But Senate Majority Leader Mitch McConnell (R-Ky.) has rejected the idea of a relief package on the scale that Democrats have advocated. Meanwhile, no negotiations are occurring between House Speaker Nancy Pelosi (D-Calif.) and the White House, making it unlikely that Democrats and Republicans will reach a deal on a major relief package before January.
More on coronavirus
Small gatherings are fueling the coronavirus surge.
“Many earlier coronavirus clusters were linked to nursing homes and crowded nightclubs. But public health officials nationwide say case investigations are increasingly leading them to small, private social gatherings,” Karin Brulliard reports. “This behind-doors transmission trend reflects pandemic fatigue and widening social bubbles, experts say — and is particularly insidious because it is so difficult to police and likely to increase as temperatures drop and holidays approach.”
As virus cases surge, leaving more than 66,000 Americans in the hospital, state and local officials have begun to set restrictions even on small, private gatherings.
“This week, New York Gov. Andrew M. Cuomo (D) announced a 10-person limit on gatherings in private homes, calling them a “great spreader.” Similar restrictions have been imposed in states including Ohio; Utah; Connecticut; Colorado, where one recent cluster involved seven people infected while playing the dice game bunco; and Rhode Island, whose governor has pledged to fine violators,” Karin writes.
An interactive website shows the risk of even small gatherings amid surging cases. The county-by-county model, which was peer-reviewed in the journal Nature, shows the estimated risk that someone will have the coronavirus in gatherings of various sizes. In Dubuque, Iowa, a 10-person get-together carries a two-thirds chance of encountering someone with the coronavirus.
Journalist Anne Helen Petersen:
Another deadly virus
Measles deaths soared to their highest level in 23 years last year — and the pandemic could make it worse.
“The global death tally for 2019 — 207,500 — was 50 percent higher than just three years earlier, according to the analysis, released jointly by the World Health Organization and the Centers for Disease Control and Prevention,” the New York Times’s Jan Hoffman reports. “International epidemiologists compare last year’s eruption of measles to a slow-building forest fire that finally exploded. For a decade, vaccination rates worldwide have stagnated, guaranteeing good coverage in many regions, but still not achieving the high percentage needed to shut down the contagion.”

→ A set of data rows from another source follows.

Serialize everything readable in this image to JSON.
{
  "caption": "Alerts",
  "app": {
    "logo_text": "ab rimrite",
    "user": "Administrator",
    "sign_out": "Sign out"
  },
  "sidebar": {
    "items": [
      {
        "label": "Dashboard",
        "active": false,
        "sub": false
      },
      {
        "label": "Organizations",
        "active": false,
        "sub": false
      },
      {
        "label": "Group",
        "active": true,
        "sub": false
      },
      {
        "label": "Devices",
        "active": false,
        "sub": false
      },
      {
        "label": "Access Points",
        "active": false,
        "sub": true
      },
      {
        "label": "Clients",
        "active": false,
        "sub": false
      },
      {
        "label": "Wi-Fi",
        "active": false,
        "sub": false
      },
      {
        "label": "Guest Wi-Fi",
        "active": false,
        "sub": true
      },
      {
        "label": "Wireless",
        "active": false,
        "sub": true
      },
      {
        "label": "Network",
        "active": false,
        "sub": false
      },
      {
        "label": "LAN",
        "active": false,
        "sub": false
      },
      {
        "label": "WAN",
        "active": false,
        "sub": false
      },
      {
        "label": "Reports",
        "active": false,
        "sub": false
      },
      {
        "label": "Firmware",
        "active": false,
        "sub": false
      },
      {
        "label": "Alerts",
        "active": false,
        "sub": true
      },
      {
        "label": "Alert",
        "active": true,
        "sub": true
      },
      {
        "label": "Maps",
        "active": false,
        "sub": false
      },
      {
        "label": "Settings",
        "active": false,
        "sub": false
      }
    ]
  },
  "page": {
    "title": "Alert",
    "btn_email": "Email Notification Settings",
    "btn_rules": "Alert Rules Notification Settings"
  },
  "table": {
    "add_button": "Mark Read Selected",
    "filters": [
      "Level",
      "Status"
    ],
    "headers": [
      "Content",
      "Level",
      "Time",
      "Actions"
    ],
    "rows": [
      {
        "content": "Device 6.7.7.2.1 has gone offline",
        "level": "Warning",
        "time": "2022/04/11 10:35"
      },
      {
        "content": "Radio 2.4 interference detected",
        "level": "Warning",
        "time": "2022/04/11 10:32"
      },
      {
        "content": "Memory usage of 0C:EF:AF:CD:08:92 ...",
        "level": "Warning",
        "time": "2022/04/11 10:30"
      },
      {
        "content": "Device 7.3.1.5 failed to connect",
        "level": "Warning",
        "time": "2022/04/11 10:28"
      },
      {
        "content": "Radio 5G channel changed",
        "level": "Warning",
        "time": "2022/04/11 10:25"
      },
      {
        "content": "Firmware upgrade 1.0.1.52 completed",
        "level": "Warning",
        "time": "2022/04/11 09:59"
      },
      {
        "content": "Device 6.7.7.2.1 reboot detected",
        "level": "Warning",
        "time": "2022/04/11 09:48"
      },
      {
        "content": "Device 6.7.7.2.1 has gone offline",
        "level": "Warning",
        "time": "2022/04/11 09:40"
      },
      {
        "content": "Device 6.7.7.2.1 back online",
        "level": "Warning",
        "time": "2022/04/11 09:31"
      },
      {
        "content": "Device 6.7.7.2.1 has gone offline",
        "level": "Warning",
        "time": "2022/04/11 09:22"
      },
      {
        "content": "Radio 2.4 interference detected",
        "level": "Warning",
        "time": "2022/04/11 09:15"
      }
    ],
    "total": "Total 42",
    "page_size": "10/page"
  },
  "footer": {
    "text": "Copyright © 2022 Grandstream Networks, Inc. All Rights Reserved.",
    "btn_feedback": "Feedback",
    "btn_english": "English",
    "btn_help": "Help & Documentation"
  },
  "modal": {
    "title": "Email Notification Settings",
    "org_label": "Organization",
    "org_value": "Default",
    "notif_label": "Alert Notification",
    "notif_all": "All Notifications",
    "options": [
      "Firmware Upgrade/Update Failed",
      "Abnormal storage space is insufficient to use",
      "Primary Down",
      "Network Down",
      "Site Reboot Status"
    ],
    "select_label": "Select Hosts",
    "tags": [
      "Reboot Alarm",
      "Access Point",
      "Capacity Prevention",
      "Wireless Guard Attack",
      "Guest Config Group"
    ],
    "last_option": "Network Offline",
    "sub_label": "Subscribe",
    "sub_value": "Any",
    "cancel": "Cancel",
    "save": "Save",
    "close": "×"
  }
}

The Central African Republic, Congo, Georgia, Kazakhstan, Madagascar, North Macedonia, Samoa, Tonga and Ukraine accounted for nearly three-quarters of the cases in 2019. The United States saw a high of 1,282 cases last year, the most since 1992, but no deaths.
So far this year’s numbers have not been as bad, but health experts worry that is because of a drastic undercount amid the coronavirus pandemic. It could also be the result of social distancing precautions taken to reduce the spread of the coronavirus, but as the pandemic disrupts vaccination campaigns, measles outbreaks are likely to return with a vengeance.
“Measles outbreaks have already occFFFFurred this year in at least half of the 26 countries that had to suspend vaccination campaigns because of the pandemic. As of this month, 94 million people are at risk for missing measles vaccines, according to the W.H.O.,” Hoffman writes.